**EXERCISE REQUIREMENTS**: Go through the data and copy each line that holds "title".

(Data extracted from a collection)
----------
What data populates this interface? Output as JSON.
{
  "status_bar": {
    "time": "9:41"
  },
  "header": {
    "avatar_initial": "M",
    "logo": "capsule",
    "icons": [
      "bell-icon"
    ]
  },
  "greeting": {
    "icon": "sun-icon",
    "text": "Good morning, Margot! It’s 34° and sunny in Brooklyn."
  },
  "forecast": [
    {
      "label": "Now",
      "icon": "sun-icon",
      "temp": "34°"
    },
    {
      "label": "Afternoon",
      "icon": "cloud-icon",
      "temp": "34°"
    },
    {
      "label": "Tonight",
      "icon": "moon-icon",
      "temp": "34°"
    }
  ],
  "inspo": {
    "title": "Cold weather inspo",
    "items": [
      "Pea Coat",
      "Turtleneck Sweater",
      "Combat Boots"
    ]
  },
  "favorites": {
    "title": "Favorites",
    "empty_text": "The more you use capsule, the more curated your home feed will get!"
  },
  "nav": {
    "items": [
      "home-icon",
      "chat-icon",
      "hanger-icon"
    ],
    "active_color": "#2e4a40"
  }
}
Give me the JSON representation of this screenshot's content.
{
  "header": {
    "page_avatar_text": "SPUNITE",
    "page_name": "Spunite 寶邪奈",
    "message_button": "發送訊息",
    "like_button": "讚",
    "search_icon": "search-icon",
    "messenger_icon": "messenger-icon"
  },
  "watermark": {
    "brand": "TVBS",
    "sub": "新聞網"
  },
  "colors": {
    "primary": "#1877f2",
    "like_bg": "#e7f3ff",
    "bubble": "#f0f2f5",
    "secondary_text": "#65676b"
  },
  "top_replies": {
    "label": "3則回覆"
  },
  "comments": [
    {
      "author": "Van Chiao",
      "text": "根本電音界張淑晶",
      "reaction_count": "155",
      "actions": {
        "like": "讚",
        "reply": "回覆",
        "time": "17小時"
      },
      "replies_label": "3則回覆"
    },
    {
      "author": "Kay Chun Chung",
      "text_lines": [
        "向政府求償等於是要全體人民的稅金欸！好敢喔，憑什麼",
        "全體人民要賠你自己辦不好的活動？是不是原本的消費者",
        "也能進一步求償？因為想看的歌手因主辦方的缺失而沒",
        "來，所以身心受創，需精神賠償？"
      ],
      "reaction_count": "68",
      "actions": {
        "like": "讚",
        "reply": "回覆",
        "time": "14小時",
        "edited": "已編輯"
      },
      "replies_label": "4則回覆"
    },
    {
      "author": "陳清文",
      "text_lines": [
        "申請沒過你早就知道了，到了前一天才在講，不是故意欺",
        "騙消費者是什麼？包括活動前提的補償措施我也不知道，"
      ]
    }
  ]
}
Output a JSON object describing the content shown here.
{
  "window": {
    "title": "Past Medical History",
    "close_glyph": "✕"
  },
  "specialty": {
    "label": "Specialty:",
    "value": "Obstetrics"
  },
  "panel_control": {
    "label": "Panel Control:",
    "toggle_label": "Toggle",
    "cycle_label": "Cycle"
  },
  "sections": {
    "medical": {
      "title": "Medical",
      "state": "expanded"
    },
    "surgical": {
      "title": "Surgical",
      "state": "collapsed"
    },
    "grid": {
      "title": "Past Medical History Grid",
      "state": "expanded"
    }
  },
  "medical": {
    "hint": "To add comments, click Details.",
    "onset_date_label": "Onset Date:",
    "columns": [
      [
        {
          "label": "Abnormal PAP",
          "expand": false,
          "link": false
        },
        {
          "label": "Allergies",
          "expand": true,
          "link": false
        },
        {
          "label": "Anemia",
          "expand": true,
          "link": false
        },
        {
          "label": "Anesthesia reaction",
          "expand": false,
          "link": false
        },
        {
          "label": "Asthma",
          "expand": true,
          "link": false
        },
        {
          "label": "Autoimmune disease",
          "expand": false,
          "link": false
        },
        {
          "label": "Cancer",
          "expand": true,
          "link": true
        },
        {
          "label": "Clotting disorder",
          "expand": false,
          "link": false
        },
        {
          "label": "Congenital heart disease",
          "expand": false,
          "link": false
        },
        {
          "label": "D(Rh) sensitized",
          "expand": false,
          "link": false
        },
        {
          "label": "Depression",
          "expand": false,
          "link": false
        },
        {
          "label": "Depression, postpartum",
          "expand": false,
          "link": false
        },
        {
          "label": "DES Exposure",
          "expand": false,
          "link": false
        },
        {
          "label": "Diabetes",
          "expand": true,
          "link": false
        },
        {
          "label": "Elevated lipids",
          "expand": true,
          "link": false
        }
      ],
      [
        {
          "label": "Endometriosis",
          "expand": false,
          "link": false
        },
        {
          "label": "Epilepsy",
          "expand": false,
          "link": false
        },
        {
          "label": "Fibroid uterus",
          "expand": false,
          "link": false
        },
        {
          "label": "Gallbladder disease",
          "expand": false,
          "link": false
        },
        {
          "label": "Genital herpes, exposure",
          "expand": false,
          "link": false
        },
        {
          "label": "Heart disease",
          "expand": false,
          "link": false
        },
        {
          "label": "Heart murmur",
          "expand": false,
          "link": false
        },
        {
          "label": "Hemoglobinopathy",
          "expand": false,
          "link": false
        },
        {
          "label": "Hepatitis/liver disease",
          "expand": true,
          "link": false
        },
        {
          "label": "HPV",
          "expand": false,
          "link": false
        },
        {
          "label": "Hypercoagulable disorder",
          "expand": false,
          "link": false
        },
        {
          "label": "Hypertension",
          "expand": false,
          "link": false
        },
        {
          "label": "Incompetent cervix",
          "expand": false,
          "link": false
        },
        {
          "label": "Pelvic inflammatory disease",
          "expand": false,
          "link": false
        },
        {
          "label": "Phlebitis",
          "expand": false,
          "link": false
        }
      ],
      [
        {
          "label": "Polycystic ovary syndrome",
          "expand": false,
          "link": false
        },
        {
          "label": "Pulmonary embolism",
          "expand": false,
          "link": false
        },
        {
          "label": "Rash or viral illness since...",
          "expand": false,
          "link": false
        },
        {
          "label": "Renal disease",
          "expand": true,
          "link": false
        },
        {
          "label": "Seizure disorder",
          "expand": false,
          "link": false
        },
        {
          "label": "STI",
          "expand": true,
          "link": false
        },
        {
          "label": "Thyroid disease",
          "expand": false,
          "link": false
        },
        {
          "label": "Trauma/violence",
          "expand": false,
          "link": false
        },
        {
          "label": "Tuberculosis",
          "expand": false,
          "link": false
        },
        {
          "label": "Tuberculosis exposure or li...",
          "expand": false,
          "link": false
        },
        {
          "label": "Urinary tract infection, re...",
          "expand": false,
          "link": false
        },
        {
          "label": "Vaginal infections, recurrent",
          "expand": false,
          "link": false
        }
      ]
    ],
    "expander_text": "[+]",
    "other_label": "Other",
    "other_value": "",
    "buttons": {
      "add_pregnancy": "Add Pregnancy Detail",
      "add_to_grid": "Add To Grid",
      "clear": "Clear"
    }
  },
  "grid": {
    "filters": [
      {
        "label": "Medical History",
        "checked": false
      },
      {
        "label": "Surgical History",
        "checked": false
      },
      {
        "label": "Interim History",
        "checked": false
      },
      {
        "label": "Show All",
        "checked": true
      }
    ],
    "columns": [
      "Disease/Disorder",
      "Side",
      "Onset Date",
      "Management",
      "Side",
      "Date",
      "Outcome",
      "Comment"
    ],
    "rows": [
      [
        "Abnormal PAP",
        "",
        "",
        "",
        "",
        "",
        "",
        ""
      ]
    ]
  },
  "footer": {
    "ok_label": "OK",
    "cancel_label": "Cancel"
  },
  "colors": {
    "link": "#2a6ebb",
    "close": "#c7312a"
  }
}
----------
**RESPONSE TO THIS TASK**:
    "title": "Cold weather inspo",
    "title": "Favorites",
    "title": "Past Medical History",
      "title": "Medical",
      "title": "Surgical",
      "title": "Past Medical History Grid",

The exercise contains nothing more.